Tomas Projeta‘s portfolio site has a very atypical and interesting navigation. Rather than starting at the top, it starts in the center of the vertical space, allowing visitors to scroll up to the sky, or down into the sea. The wonderfully detailed illustrations make both directions worth the trip.
We Think suggests a deep sea dive through the clever use of their heroes’ image: Two guys in their pajamas and old-school diver helmets. Their header also includes a repeating wave pattern to add to the effect.
Ukranian Design Studio includes many environments in addition to the beautiful coral reef. You can easily navigate toward space, dry land, as well as the center of the earth.
Sendoushi uses a fish as a metaphor for the different stages that stand between a client’s problem and their solution. Now that’s deep.
Deeper is a WordPress theme that combines gorgeous fullscreen photography and some slick jQuery scrolling. It is meant to be used by scuba diving businesses.
OPResume integrates the scenery into almost every aspect of the design, including navigation items and calls to action. So what if they put toucans underwater? This site has a lot of fun with the illustrations and animations, and it all works.
Flotation Web Hosting uses semi-transparent wave graphics and a lifesaver to bring their otter mascot to the top of the page. Subtle texture and cool hues let the bright calls to action really stand out.
Brad Colbow‘s portfolio site has a cool, somewhat grungy illustration of a swing set being swallowed up by the sea as its background.
Thanks to a shot of water out of his blowhole, ReadWhale‘s whale mascot blends in seamlessly with their logo. Ultra simple, in various shades and gradients of blue, this site really conveys an arctic mood.
Visual Harbor puts its employees into the scene as deep sea divers loaded into a mini submersible, before popping out for a quick swim. There is also a really great illustration of their “underwater headquarters.” I doubt they get much work done there, but its cool nonetheless.
Voll‘s site is the second on our list to start in the center of the horizontal space, allowing visitors to either scroll up or down.

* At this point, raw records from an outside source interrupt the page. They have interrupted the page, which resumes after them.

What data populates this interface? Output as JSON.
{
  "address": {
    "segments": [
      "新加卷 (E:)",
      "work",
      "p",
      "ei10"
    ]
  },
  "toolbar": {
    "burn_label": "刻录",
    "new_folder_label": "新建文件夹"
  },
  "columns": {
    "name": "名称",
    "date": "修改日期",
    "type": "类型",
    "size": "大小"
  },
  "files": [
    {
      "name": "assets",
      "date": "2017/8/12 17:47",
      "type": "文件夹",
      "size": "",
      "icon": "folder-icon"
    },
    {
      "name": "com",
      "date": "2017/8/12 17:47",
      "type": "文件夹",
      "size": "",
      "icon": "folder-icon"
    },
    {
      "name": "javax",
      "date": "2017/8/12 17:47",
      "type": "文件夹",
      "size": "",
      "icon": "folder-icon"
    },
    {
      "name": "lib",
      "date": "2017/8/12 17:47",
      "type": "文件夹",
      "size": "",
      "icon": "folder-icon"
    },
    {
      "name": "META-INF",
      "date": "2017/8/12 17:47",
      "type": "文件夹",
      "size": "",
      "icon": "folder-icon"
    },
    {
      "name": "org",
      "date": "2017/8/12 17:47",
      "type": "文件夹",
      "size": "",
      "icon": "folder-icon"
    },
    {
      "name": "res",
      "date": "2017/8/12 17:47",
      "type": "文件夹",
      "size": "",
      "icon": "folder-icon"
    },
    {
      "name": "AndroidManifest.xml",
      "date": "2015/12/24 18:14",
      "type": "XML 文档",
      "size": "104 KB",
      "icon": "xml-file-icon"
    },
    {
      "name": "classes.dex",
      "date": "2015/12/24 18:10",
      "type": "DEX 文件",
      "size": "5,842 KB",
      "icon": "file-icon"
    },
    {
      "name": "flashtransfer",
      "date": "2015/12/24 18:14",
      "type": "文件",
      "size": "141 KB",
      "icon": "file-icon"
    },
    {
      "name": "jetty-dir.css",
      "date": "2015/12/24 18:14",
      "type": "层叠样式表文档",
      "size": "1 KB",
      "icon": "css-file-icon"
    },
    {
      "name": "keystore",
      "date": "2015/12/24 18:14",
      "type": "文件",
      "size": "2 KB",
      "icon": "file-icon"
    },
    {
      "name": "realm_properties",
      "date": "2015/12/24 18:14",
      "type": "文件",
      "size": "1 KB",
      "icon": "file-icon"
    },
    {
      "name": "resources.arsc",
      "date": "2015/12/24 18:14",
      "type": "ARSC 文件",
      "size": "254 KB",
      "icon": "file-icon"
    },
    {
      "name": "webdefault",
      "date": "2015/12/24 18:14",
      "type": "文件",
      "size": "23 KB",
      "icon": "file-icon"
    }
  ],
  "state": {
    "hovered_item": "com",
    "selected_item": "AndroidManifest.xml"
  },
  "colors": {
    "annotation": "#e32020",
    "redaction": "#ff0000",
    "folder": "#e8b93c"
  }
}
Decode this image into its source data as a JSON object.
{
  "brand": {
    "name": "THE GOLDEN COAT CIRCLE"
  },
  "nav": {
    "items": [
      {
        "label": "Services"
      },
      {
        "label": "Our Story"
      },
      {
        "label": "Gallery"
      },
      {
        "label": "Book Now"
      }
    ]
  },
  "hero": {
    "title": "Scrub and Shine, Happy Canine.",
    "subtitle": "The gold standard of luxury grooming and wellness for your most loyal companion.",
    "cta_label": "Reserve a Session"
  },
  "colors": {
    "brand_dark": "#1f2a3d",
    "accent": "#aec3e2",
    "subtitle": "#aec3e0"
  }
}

If you choose the downward path, you will be greeted by brightly colored octopi and a landscape that looks more lunar than aquatic. Snaps for artistic license!
Get Me Fast has a very colorful, cartoony vibe that goes well with their mission of making web development simple.
Discovery Cove‘s main content area serves as a slideshow for images of the underwater activities the park offers, intercut with animated images of brilliant, sparkling underwater light.
The site for Lonely Sock Games’ Coral City App uses fun, colorful underwater illustrations of the game’s central characters, as well as underwater structures. Some retro design elements give the site even more visual interest.
Bluefish Training uses an angelfish silhouette and a ultra clean waterline to give the content a sense of space.
Icebrrg‘s tagline reads: “web forms made chillingly simple.” The same can be said for the website itself. Using only simulated light in cool hues, you get the sense that the water is pretty cold down here.
Feel and Live gets the subtlety award for this list. Their site has a very pale blue background with a faint wave pattern running across the header. The overall effect is very light and refreshing, and it lets the three main accent colors make a more powerful statement.
End of the Line
That finishes off this end of the showcase, but we know that there are plenty of other fish in this sea. So now we turn the post over to you, the reader. Take a moment and leave us your thoughts on the sites collected here, or a particular favorite of yours that wasn’t on the list.
About the Author
Wes McDowell is the principal and lead designer at The Deep End design studio in Los Angeles. Wes also co-hosts a popular graphic design podcast called "The Deeply Graphic DesignCast," available on iTunes.